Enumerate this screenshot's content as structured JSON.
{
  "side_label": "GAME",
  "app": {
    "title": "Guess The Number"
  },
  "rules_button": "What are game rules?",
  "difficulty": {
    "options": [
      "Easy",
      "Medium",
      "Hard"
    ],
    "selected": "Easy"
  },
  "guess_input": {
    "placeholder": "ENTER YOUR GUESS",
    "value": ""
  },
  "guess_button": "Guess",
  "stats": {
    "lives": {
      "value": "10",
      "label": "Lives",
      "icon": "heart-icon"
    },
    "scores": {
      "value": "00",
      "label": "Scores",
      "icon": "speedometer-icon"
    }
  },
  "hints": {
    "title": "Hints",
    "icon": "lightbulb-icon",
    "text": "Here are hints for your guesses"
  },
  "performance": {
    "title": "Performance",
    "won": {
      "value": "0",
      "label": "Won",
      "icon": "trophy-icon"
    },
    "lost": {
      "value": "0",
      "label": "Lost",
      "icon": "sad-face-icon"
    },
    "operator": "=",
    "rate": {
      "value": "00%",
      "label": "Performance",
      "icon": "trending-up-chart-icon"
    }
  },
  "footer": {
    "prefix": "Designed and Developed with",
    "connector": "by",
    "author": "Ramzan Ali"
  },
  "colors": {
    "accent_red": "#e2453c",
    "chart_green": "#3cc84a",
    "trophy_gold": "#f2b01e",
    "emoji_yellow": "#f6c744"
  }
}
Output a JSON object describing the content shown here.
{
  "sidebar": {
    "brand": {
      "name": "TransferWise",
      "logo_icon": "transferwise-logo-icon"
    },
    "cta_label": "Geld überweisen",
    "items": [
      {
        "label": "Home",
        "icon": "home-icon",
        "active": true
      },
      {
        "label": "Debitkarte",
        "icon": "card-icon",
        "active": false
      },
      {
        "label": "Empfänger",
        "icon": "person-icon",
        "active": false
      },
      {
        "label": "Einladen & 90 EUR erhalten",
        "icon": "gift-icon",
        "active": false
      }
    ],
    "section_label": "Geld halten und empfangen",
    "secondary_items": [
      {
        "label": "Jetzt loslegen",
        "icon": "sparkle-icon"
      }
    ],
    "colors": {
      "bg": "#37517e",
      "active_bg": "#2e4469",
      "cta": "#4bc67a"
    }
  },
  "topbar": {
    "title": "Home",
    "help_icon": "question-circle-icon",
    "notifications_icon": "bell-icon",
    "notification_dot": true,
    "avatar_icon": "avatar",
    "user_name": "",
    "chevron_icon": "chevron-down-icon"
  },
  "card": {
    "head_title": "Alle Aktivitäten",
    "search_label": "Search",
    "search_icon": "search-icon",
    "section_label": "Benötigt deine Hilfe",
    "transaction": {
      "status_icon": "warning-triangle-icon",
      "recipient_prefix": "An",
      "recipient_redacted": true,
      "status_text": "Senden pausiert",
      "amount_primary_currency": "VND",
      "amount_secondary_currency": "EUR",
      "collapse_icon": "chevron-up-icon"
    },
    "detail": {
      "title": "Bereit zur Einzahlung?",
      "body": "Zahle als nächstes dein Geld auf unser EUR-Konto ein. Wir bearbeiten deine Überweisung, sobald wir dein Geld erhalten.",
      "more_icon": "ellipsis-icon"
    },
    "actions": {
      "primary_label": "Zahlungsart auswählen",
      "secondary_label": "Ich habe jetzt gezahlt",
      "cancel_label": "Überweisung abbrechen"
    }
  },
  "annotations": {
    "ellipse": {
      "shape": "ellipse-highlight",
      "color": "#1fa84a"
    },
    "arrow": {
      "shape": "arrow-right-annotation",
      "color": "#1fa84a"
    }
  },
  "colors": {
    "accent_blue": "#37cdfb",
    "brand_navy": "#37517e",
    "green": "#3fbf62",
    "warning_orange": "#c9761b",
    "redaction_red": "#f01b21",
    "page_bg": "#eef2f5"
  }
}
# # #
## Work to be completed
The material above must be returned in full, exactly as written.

## Problem solution
Enumerate this screenshot's content as structured JSON.
{
  "side_label": "GAME",
  "app": {
    "title": "Guess The Number"
  },
  "rules_button": "What are game rules?",
  "difficulty": {
    "options": [
      "Easy",
      "Medium",
      "Hard"
    ],
    "selected": "Easy"
  },
  "guess_input": {
    "placeholder": "ENTER YOUR GUESS",
    "value": ""
  },
  "guess_button": "Guess",
  "stats": {
    "lives": {
      "value": "10",
      "label": "Lives",
      "icon": "heart-icon"
    },
    "scores": {
      "value": "00",
      "label": "Scores",
      "icon": "speedometer-icon"
    }
  },
  "hints": {
    "title": "Hints",
    "icon": "lightbulb-icon",
    "text": "Here are hints for your guesses"
  },
  "performance": {
    "title": "Performance",
    "won": {
      "value": "0",
      "label": "Won",
      "icon": "trophy-icon"
    },
    "lost": {
      "value": "0",
      "label": "Lost",
      "icon": "sad-face-icon"
    },
    "operator": "=",
    "rate": {
      "value": "00%",
      "label": "Performance",
      "icon": "trending-up-chart-icon"
    }
  },
  "footer": {
    "prefix": "Designed and Developed with",
    "connector": "by",
    "author": "Ramzan Ali"
  },
  "colors": {
    "accent_red": "#e2453c",
    "chart_green": "#3cc84a",
    "trophy_gold": "#f2b01e",
    "emoji_yellow": "#f6c744"
  }
}
Output a JSON object describing the content shown here.
{
  "sidebar": {
    "brand": {
      "name": "TransferWise",
      "logo_icon": "transferwise-logo-icon"
    },
    "cta_label": "Geld überweisen",
    "items": [
      {
        "label": "Home",
        "icon": "home-icon",
        "active": true
      },
      {
        "label": "Debitkarte",
        "icon": "card-icon",
        "active": false
      },
      {
        "label": "Empfänger",
        "icon": "person-icon",
        "active": false
      },
      {
        "label": "Einladen & 90 EUR erhalten",
        "icon": "gift-icon",
        "active": false
      }
    ],
    "section_label": "Geld halten und empfangen",
    "secondary_items": [
      {
        "label": "Jetzt loslegen",
        "icon": "sparkle-icon"
      }
    ],
    "colors": {
      "bg": "#37517e",
      "active_bg": "#2e4469",
      "cta": "#4bc67a"
    }
  },
  "topbar": {
    "title": "Home",
    "help_icon": "question-circle-icon",
    "notifications_icon": "bell-icon",
    "notification_dot": true,
    "avatar_icon": "avatar",
    "user_name": "",
    "chevron_icon": "chevron-down-icon"
  },
  "card": {
    "head_title": "Alle Aktivitäten",
    "search_label": "Search",
    "search_icon": "search-icon",
    "section_label": "Benötigt deine Hilfe",
    "transaction": {
      "status_icon": "warning-triangle-icon",
      "recipient_prefix": "An",
      "recipient_redacted": true,
      "status_text": "Senden pausiert",
      "amount_primary_currency": "VND",
      "amount_secondary_currency": "EUR",
      "collapse_icon": "chevron-up-icon"
    },
    "detail": {
      "title": "Bereit zur Einzahlung?",
      "body": "Zahle als nächstes dein Geld auf unser EUR-Konto ein. Wir bearbeiten deine Überweisung, sobald wir dein Geld erhalten.",
      "more_icon": "ellipsis-icon"
    },
    "actions": {
      "primary_label": "Zahlungsart auswählen",
      "secondary_label": "Ich habe jetzt gezahlt",
      "cancel_label": "Überweisung abbrechen"
    }
  },
  "annotations": {
    "ellipse": {
      "shape": "ellipse-highlight",
      "color": "#1fa84a"
    },
    "arrow": {
      "shape": "arrow-right-annotation",
      "color": "#1fa84a"
    }
  },
  "colors": {
    "accent_blue": "#37cdfb",
    "brand_navy": "#37517e",
    "green": "#3fbf62",
    "warning_orange": "#c9761b",
    "redaction_red": "#f01b21",
    "page_bg": "#eef2f5"
  }
}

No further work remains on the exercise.